Data for the task section start
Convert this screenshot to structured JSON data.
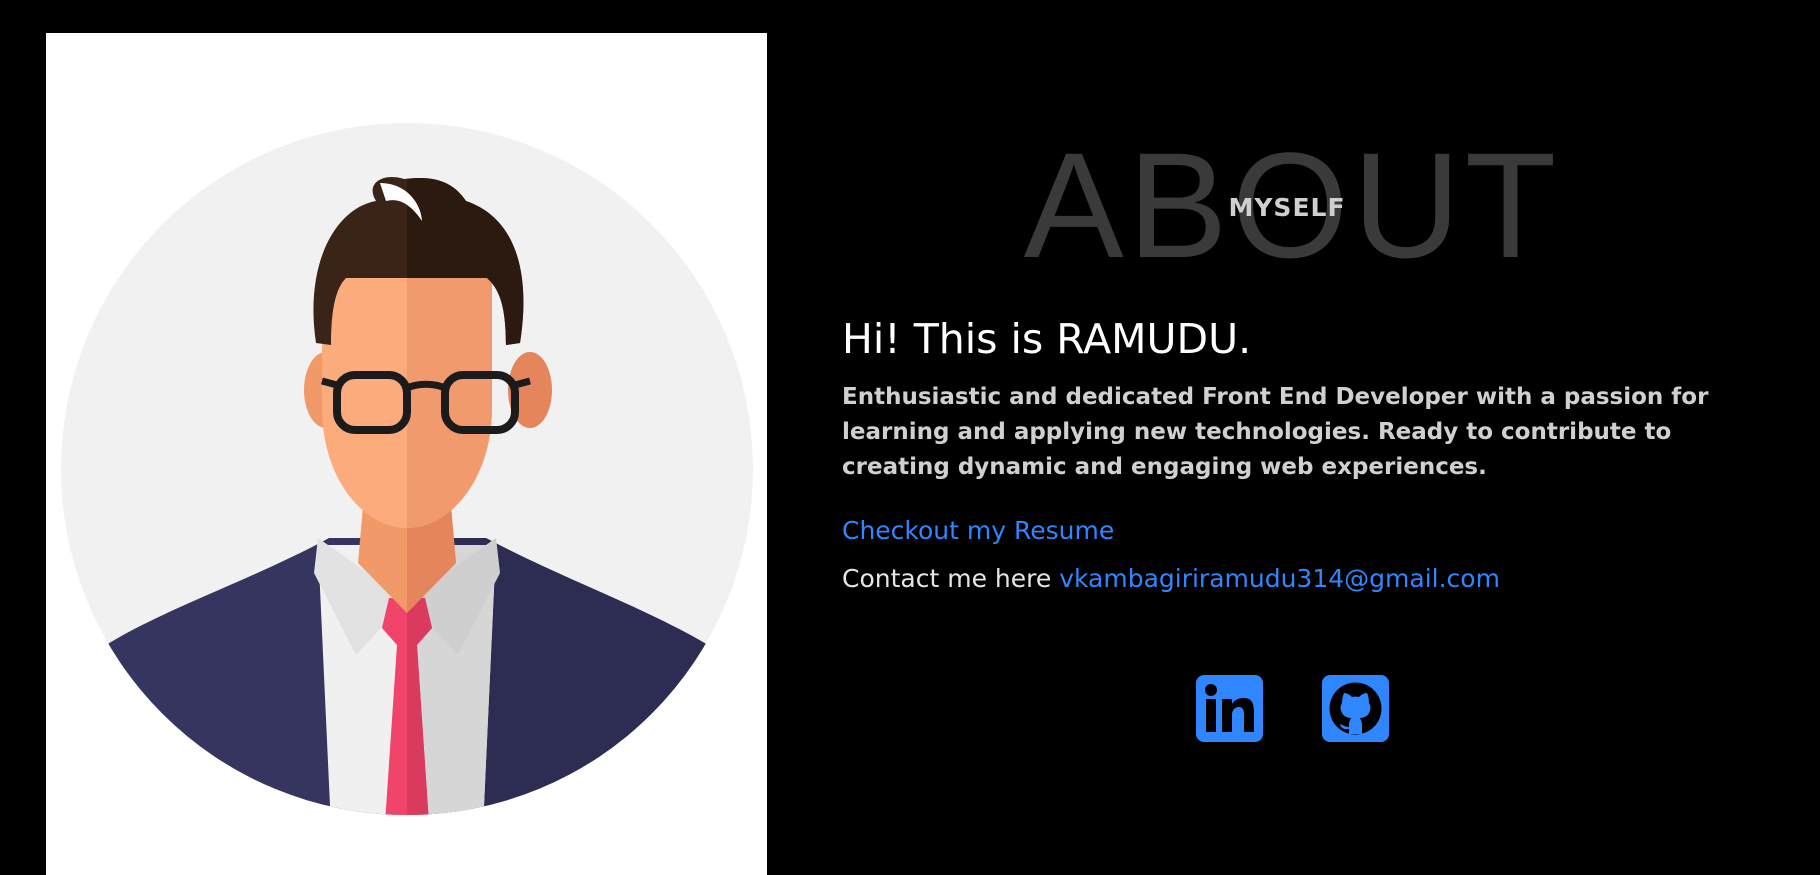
{
  "about": {
    "title_big": "ABOUT",
    "title_small": "MYSELF",
    "greeting": "Hi! This is RAMUDU.",
    "intro": "Enthusiastic and dedicated Front End Developer with a passion for learning and applying new technologies. Ready to contribute to creating dynamic and engaging web experiences.",
    "resume_link": "Checkout my Resume",
    "contact_label": "Contact me here",
    "contact_email": "vkambagiriramudu314@gmail.com"
  },
  "socials": [
    {
      "icon": "linkedin-icon"
    },
    {
      "icon": "github-icon"
    }
  ],
  "colors": {
    "background": "#000000",
    "accent": "#2f86ff",
    "heading_watermark": "#3a3a3a"
  }
}
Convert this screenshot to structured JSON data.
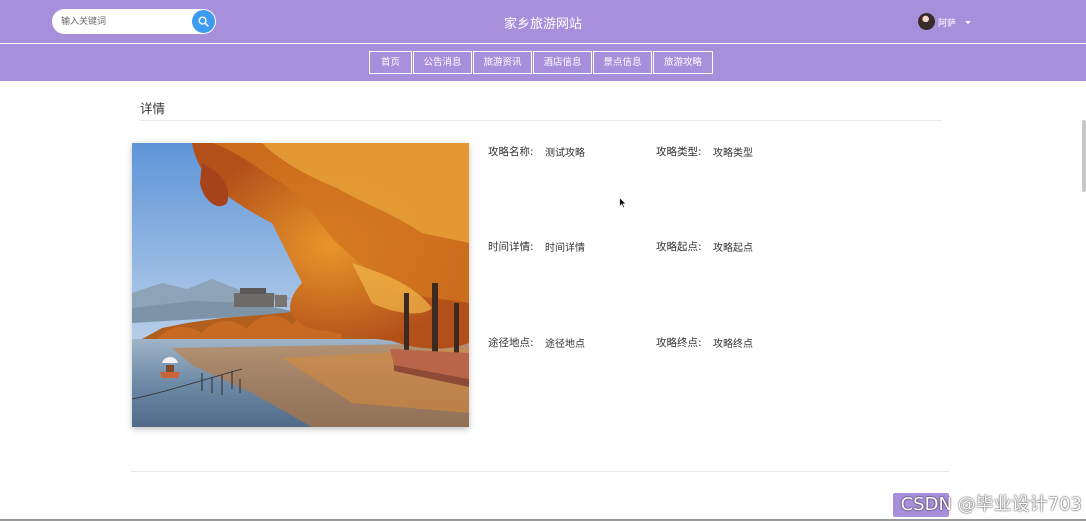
{
  "colors": {
    "accent": "#a78fdb",
    "search_button": "#3d9bf0",
    "accent_button": "#a78fdb"
  },
  "header": {
    "site_title": "家乡旅游网站",
    "search": {
      "placeholder": "输入关键词",
      "icon": "search-icon"
    },
    "user": {
      "name": "阿萨",
      "avatar_icon": "avatar"
    }
  },
  "nav": {
    "items": [
      {
        "label": "首页"
      },
      {
        "label": "公告消息"
      },
      {
        "label": "旅游资讯"
      },
      {
        "label": "酒店信息"
      },
      {
        "label": "景点信息"
      },
      {
        "label": "旅游攻略"
      }
    ]
  },
  "detail": {
    "section_title": "详情",
    "fields": [
      {
        "label": "攻略名称:",
        "value": "测试攻略"
      },
      {
        "label": "攻略类型:",
        "value": "攻略类型"
      },
      {
        "label": "时间详情:",
        "value": "时间详情"
      },
      {
        "label": "攻略起点:",
        "value": "攻略起点"
      },
      {
        "label": "途径地点:",
        "value": "途径地点"
      },
      {
        "label": "攻略终点:",
        "value": "攻略终点"
      }
    ]
  },
  "footer": {
    "watermark": "CSDN @毕业设计703"
  }
}
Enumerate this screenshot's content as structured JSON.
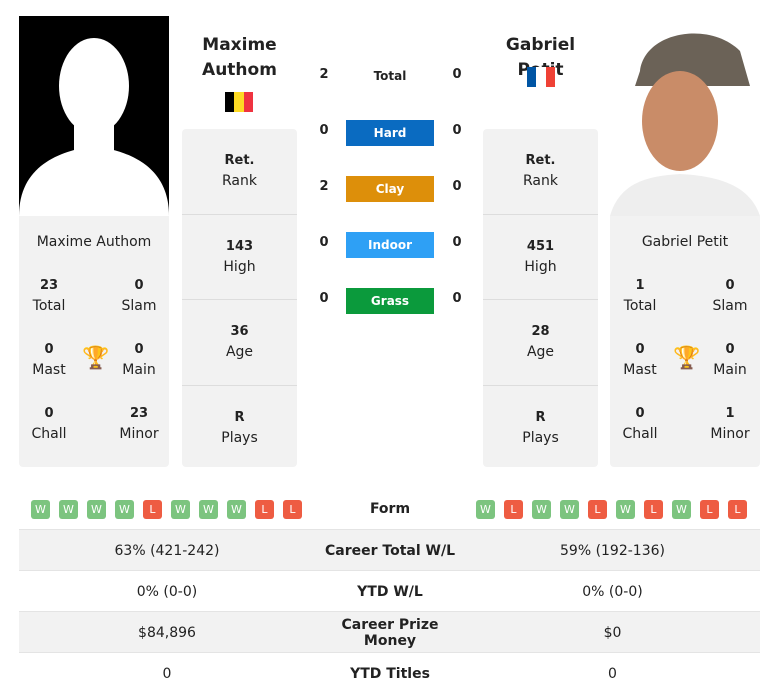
{
  "left": {
    "name": "Maxime Authom",
    "title": "Maxime Authom",
    "flag_colors": [
      "#000000",
      "#fdda24",
      "#ef3340"
    ],
    "total": "23",
    "slam": "0",
    "mast": "0",
    "main": "0",
    "chall": "0",
    "minor": "23",
    "rank": "Ret.",
    "high": "143",
    "age": "36",
    "plays": "R",
    "form": [
      "W",
      "W",
      "W",
      "W",
      "L",
      "W",
      "W",
      "W",
      "L",
      "L"
    ]
  },
  "right": {
    "name": "Gabriel Petit",
    "title": "Gabriel Petit",
    "flag_colors": [
      "#0055a4",
      "#ffffff",
      "#ef4135"
    ],
    "total": "1",
    "slam": "0",
    "mast": "0",
    "main": "0",
    "chall": "0",
    "minor": "1",
    "rank": "Ret.",
    "high": "451",
    "age": "28",
    "plays": "R",
    "form": [
      "W",
      "L",
      "W",
      "W",
      "L",
      "W",
      "L",
      "W",
      "L",
      "L"
    ]
  },
  "labels": {
    "total": "Total",
    "slam": "Slam",
    "mast": "Mast",
    "main": "Main",
    "chall": "Chall",
    "minor": "Minor",
    "rank": "Rank",
    "high": "High",
    "age": "Age",
    "plays": "Plays",
    "form": "Form"
  },
  "h2h": [
    {
      "label": "Total",
      "l": "2",
      "r": "0"
    },
    {
      "label": "Hard",
      "l": "0",
      "r": "0",
      "color": "#0a6bc1"
    },
    {
      "label": "Clay",
      "l": "2",
      "r": "0",
      "color": "#dd8f0a"
    },
    {
      "label": "Indoor",
      "l": "0",
      "r": "0",
      "color": "#2ea0f5"
    },
    {
      "label": "Grass",
      "l": "0",
      "r": "0",
      "color": "#0b9a3c"
    }
  ],
  "table": [
    {
      "label": "Career Total W/L",
      "l": "63% (421-242)",
      "r": "59% (192-136)"
    },
    {
      "label": "YTD W/L",
      "l": "0% (0-0)",
      "r": "0% (0-0)"
    },
    {
      "label": "Career Prize Money",
      "l": "$84,896",
      "r": "$0"
    },
    {
      "label": "YTD Titles",
      "l": "0",
      "r": "0"
    }
  ]
}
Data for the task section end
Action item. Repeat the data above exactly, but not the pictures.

Result of the task.
Convert this screenshot to structured JSON data.
{
  "about": {
    "title_big": "ABOUT",
    "title_small": "MYSELF",
    "greeting": "Hi! This is RAMUDU.",
    "intro": "Enthusiastic and dedicated Front End Developer with a passion for learning and applying new technologies. Ready to contribute to creating dynamic and engaging web experiences.",
    "resume_link": "Checkout my Resume",
    "contact_label": "Contact me here",
    "contact_email": "vkambagiriramudu314@gmail.com"
  },
  "socials": [
    {
      "icon": "linkedin-icon"
    },
    {
      "icon": "github-icon"
    }
  ],
  "colors": {
    "background": "#000000",
    "accent": "#2f86ff",
    "heading_watermark": "#3a3a3a"
  }
}
Convert this screenshot to structured JSON data.
{
  "colors": {
    "accent": "#a78fdb",
    "search_button": "#3d9bf0",
    "accent_button": "#a78fdb"
  },
  "header": {
    "site_title": "家乡旅游网站",
    "search": {
      "placeholder": "输入关键词",
      "icon": "search-icon"
    },
    "user": {
      "name": "阿萨",
      "avatar_icon": "avatar"
    }
  },
  "nav": {
    "items": [
      {
        "label": "首页"
      },
      {
        "label": "公告消息"
      },
      {
        "label": "旅游资讯"
      },
      {
        "label": "酒店信息"
      },
      {
        "label": "景点信息"
      },
      {
        "label": "旅游攻略"
      }
    ]
  },
  "detail": {
    "section_title": "详情",
    "fields": [
      {
        "label": "攻略名称:",
        "value": "测试攻略"
      },
      {
        "label": "攻略类型:",
        "value": "攻略类型"
      },
      {
        "label": "时间详情:",
        "value": "时间详情"
      },
      {
        "label": "攻略起点:",
        "value": "攻略起点"
      },
      {
        "label": "途径地点:",
        "value": "途径地点"
      },
      {
        "label": "攻略终点:",
        "value": "攻略终点"
      }
    ]
  },
  "footer": {
    "watermark": "CSDN @毕业设计703"
  }
}
Enumerate this screenshot's content as structured JSON.
{
  "left": {
    "name": "Maxime Authom",
    "title": "Maxime Authom",
    "flag_colors": [
      "#000000",
      "#fdda24",
      "#ef3340"
    ],
    "total": "23",
    "slam": "0",
    "mast": "0",
    "main": "0",
    "chall": "0",
    "minor": "23",
    "rank": "Ret.",
    "high": "143",
    "age": "36",
    "plays": "R",
    "form": [
      "W",
      "W",
      "W",
      "W",
      "L",
      "W",
      "W",
      "W",
      "L",
      "L"
    ]
  },
  "right": {
    "name": "Gabriel Petit",
    "title": "Gabriel Petit",
    "flag_colors": [
      "#0055a4",
      "#ffffff",
      "#ef4135"
    ],
    "total": "1",
    "slam": "0",
    "mast": "0",
    "main": "0",
    "chall": "0",
    "minor": "1",
    "rank": "Ret.",
    "high": "451",
    "age": "28",
    "plays": "R",
    "form": [
      "W",
      "L",
      "W",
      "W",
      "L",
      "W",
      "L",
      "W",
      "L",
      "L"
    ]
  },
  "labels": {
    "total": "Total",
    "slam": "Slam",
    "mast": "Mast",
    "main": "Main",
    "chall": "Chall",
    "minor": "Minor",
    "rank": "Rank",
    "high": "High",
    "age": "Age",
    "plays": "Plays",
    "form": "Form"
  },
  "h2h": [
    {
      "label": "Total",
      "l": "2",
      "r": "0"
    },
    {
      "label": "Hard",
      "l": "0",
      "r": "0",
      "color": "#0a6bc1"
    },
    {
      "label": "Clay",
      "l": "2",
      "r": "0",
      "color": "#dd8f0a"
    },
    {
      "label": "Indoor",
      "l": "0",
      "r": "0",
      "color": "#2ea0f5"
    },
    {
      "label": "Grass",
      "l": "0",
      "r": "0",
      "color": "#0b9a3c"
    }
  ],
  "table": [
    {
      "label": "Career Total W/L",
      "l": "63% (421-242)",
      "r": "59% (192-136)"
    },
    {
      "label": "YTD W/L",
      "l": "0% (0-0)",
      "r": "0% (0-0)"
    },
    {
      "label": "Career Prize Money",
      "l": "$84,896",
      "r": "$0"
    },
    {
      "label": "YTD Titles",
      "l": "0",
      "r": "0"
    }
  ]
}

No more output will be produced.